◆ MATERIAL PROVIDED:
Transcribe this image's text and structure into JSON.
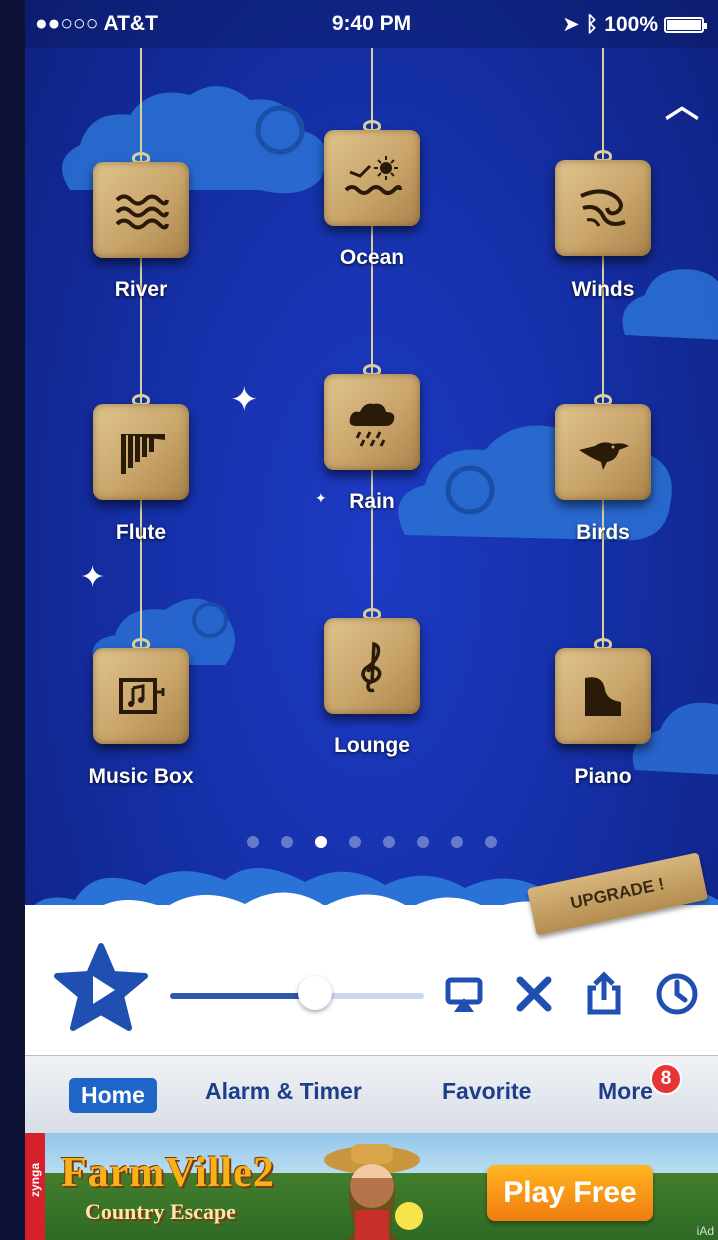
{
  "status_bar": {
    "carrier": "●●○○○ AT&T",
    "time": "9:40 PM",
    "battery": "100%"
  },
  "sounds": [
    {
      "label": "River",
      "icon": "waves-icon"
    },
    {
      "label": "Ocean",
      "icon": "sun-waves-icon"
    },
    {
      "label": "Winds",
      "icon": "wind-swirl-icon"
    },
    {
      "label": "Flute",
      "icon": "pan-flute-icon"
    },
    {
      "label": "Rain",
      "icon": "rain-cloud-icon"
    },
    {
      "label": "Birds",
      "icon": "bird-icon"
    },
    {
      "label": "Music Box",
      "icon": "music-box-icon"
    },
    {
      "label": "Lounge",
      "icon": "treble-clef-icon"
    },
    {
      "label": "Piano",
      "icon": "grand-piano-icon"
    }
  ],
  "pager": {
    "count": 8,
    "active_index": 2
  },
  "upgrade_label": "UPGRADE !",
  "player": {
    "volume_fraction": 0.57,
    "accent_color": "#1f4fb0"
  },
  "tabs": {
    "home": "Home",
    "alarm": "Alarm & Timer",
    "favorite": "Favorite",
    "more": "More",
    "more_badge": "8"
  },
  "ad": {
    "brand": "zynga",
    "title": "FarmVille2",
    "subtitle": "Country Escape",
    "cta": "Play Free",
    "tag": "iAd"
  }
}
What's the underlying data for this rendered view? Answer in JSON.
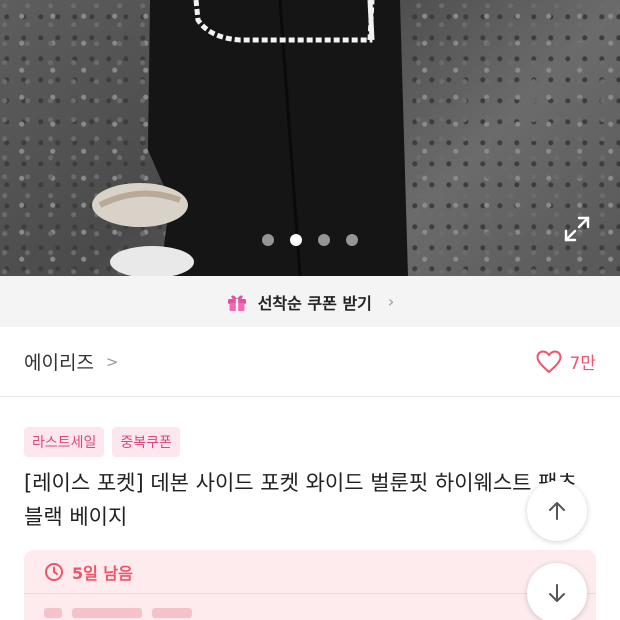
{
  "carousel": {
    "total": 4,
    "active_index": 1
  },
  "coupon": {
    "label": "선착순 쿠폰 받기",
    "icon": "gift-icon"
  },
  "brand": {
    "name": "에이리즈",
    "like_count": "7만"
  },
  "product": {
    "tags": [
      "라스트세일",
      "중복쿠폰"
    ],
    "title": "[레이스 포켓] 데본 사이드 포켓 와이드 벌룬핏 하이웨스트 팬츠 블랙 베이지"
  },
  "deadline": {
    "label": "5일 남음",
    "icon": "clock-icon"
  },
  "colors": {
    "accent": "#f0536c",
    "tag_text": "#e0457b",
    "tag_bg": "#fde7ef",
    "deal_bg": "#fdebed"
  }
}
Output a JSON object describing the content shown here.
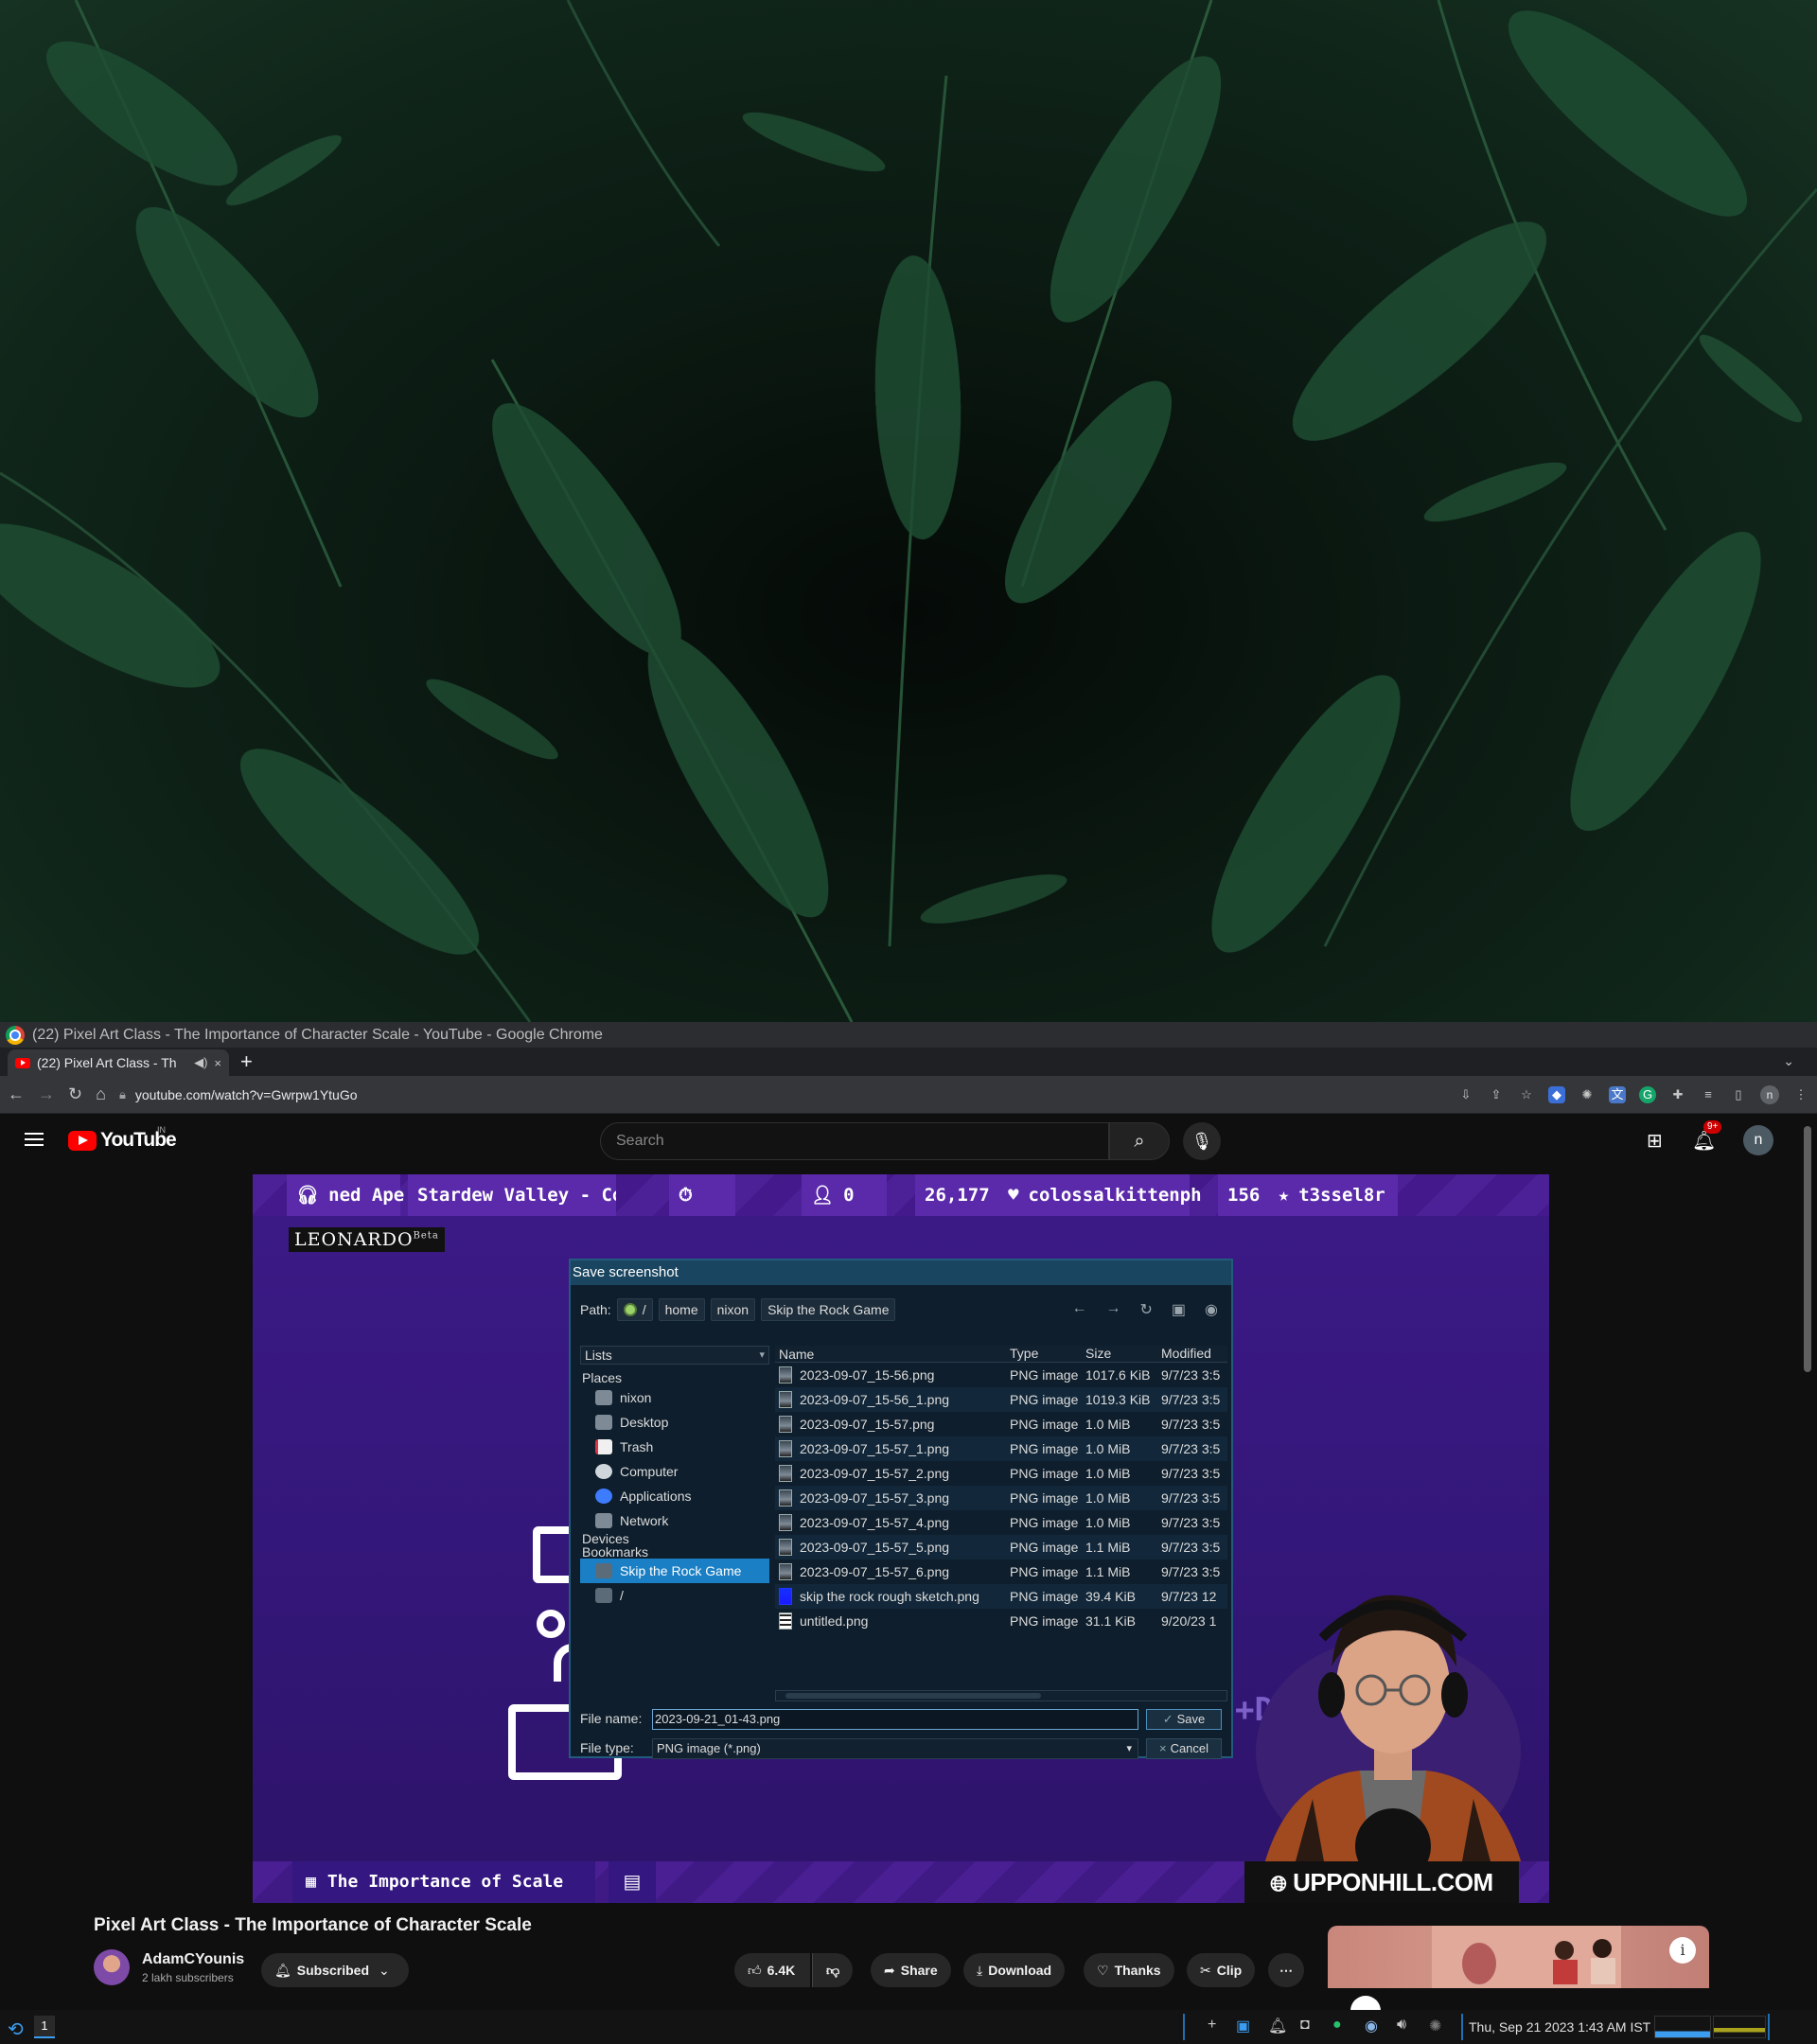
{
  "window": {
    "title": "(22) Pixel Art Class - The Importance of Character Scale - YouTube - Google Chrome"
  },
  "tab": {
    "title": "(22) Pixel Art Class - Th",
    "close": "×",
    "new_tab": "+"
  },
  "omnibox": {
    "url": "youtube.com/watch?v=Gwrpw1YtuGo"
  },
  "youtube": {
    "logo_text": "YouTube",
    "region": "IN",
    "search_placeholder": "Search",
    "notification_count": "9+",
    "avatar_letter": "n"
  },
  "stream_overlay": {
    "now_playing": "ned Ape",
    "game": "Stardew Valley - Concer",
    "viewers": "0",
    "follower_count": "26,177",
    "latest_follower": "colossalkittenph",
    "sub_count": "156",
    "latest_sub": "t3ssel8r",
    "brand": "Leonardo",
    "brand_tag": "Beta",
    "topic": "The Importance of Scale",
    "website": "UPPONHILL.COM",
    "plus_text": "+D"
  },
  "dialog": {
    "title": "Save screenshot",
    "path_label": "Path:",
    "path": [
      "/",
      "home",
      "nixon",
      "Skip the Rock Game"
    ],
    "lists_label": "Lists",
    "places_heading": "Places",
    "places": [
      {
        "label": "nixon",
        "icon": "home-folder-icon"
      },
      {
        "label": "Desktop",
        "icon": "desktop-icon"
      },
      {
        "label": "Trash",
        "icon": "trash-icon"
      },
      {
        "label": "Computer",
        "icon": "computer-icon"
      },
      {
        "label": "Applications",
        "icon": "applications-icon"
      },
      {
        "label": "Network",
        "icon": "network-icon"
      }
    ],
    "devices_heading": "Devices",
    "bookmarks_heading": "Bookmarks",
    "bookmarks": [
      {
        "label": "Skip the Rock Game",
        "selected": true
      },
      {
        "label": "/",
        "selected": false
      }
    ],
    "columns": [
      "Name",
      "Type",
      "Size",
      "Modified"
    ],
    "files": [
      {
        "name": "2023-09-07_15-56.png",
        "type": "PNG image",
        "size": "1017.6 KiB",
        "modified": "9/7/23 3:5"
      },
      {
        "name": "2023-09-07_15-56_1.png",
        "type": "PNG image",
        "size": "1019.3 KiB",
        "modified": "9/7/23 3:5"
      },
      {
        "name": "2023-09-07_15-57.png",
        "type": "PNG image",
        "size": "1.0 MiB",
        "modified": "9/7/23 3:5"
      },
      {
        "name": "2023-09-07_15-57_1.png",
        "type": "PNG image",
        "size": "1.0 MiB",
        "modified": "9/7/23 3:5"
      },
      {
        "name": "2023-09-07_15-57_2.png",
        "type": "PNG image",
        "size": "1.0 MiB",
        "modified": "9/7/23 3:5"
      },
      {
        "name": "2023-09-07_15-57_3.png",
        "type": "PNG image",
        "size": "1.0 MiB",
        "modified": "9/7/23 3:5"
      },
      {
        "name": "2023-09-07_15-57_4.png",
        "type": "PNG image",
        "size": "1.0 MiB",
        "modified": "9/7/23 3:5"
      },
      {
        "name": "2023-09-07_15-57_5.png",
        "type": "PNG image",
        "size": "1.1 MiB",
        "modified": "9/7/23 3:5"
      },
      {
        "name": "2023-09-07_15-57_6.png",
        "type": "PNG image",
        "size": "1.1 MiB",
        "modified": "9/7/23 3:5"
      },
      {
        "name": "skip the rock rough sketch.png",
        "type": "PNG image",
        "size": "39.4 KiB",
        "modified": "9/7/23 12"
      },
      {
        "name": "untitled.png",
        "type": "PNG image",
        "size": "31.1 KiB",
        "modified": "9/20/23 1"
      }
    ],
    "file_name_label": "File name:",
    "file_name": "2023-09-21_01-43.png",
    "file_type_label": "File type:",
    "file_type": "PNG image (*.png)",
    "save_label": "Save",
    "cancel_label": "Cancel"
  },
  "video": {
    "title": "Pixel Art Class - The Importance of Character Scale",
    "channel": "AdamCYounis",
    "subscribers": "2 lakh subscribers",
    "subscribed_label": "Subscribed",
    "likes": "6.4K",
    "share_label": "Share",
    "download_label": "Download",
    "thanks_label": "Thanks",
    "clip_label": "Clip",
    "more_label": "⋯"
  },
  "taskbar": {
    "workspace": "1",
    "clock": "Thu, Sep 21 2023 1:43 AM IST"
  },
  "colors": {
    "youtube_red": "#ff0000",
    "dialog_selection": "#1a7fc4",
    "stream_purple": "#3c1a87"
  }
}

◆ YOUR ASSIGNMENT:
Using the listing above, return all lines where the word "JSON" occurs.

◆ SOLUTION FOR THIS EXERCISE:
Transcribe this image's text and structure into JSON.
What's the underlying data for this rendered view? Answer in JSON.
Output a JSON object describing the content shown here.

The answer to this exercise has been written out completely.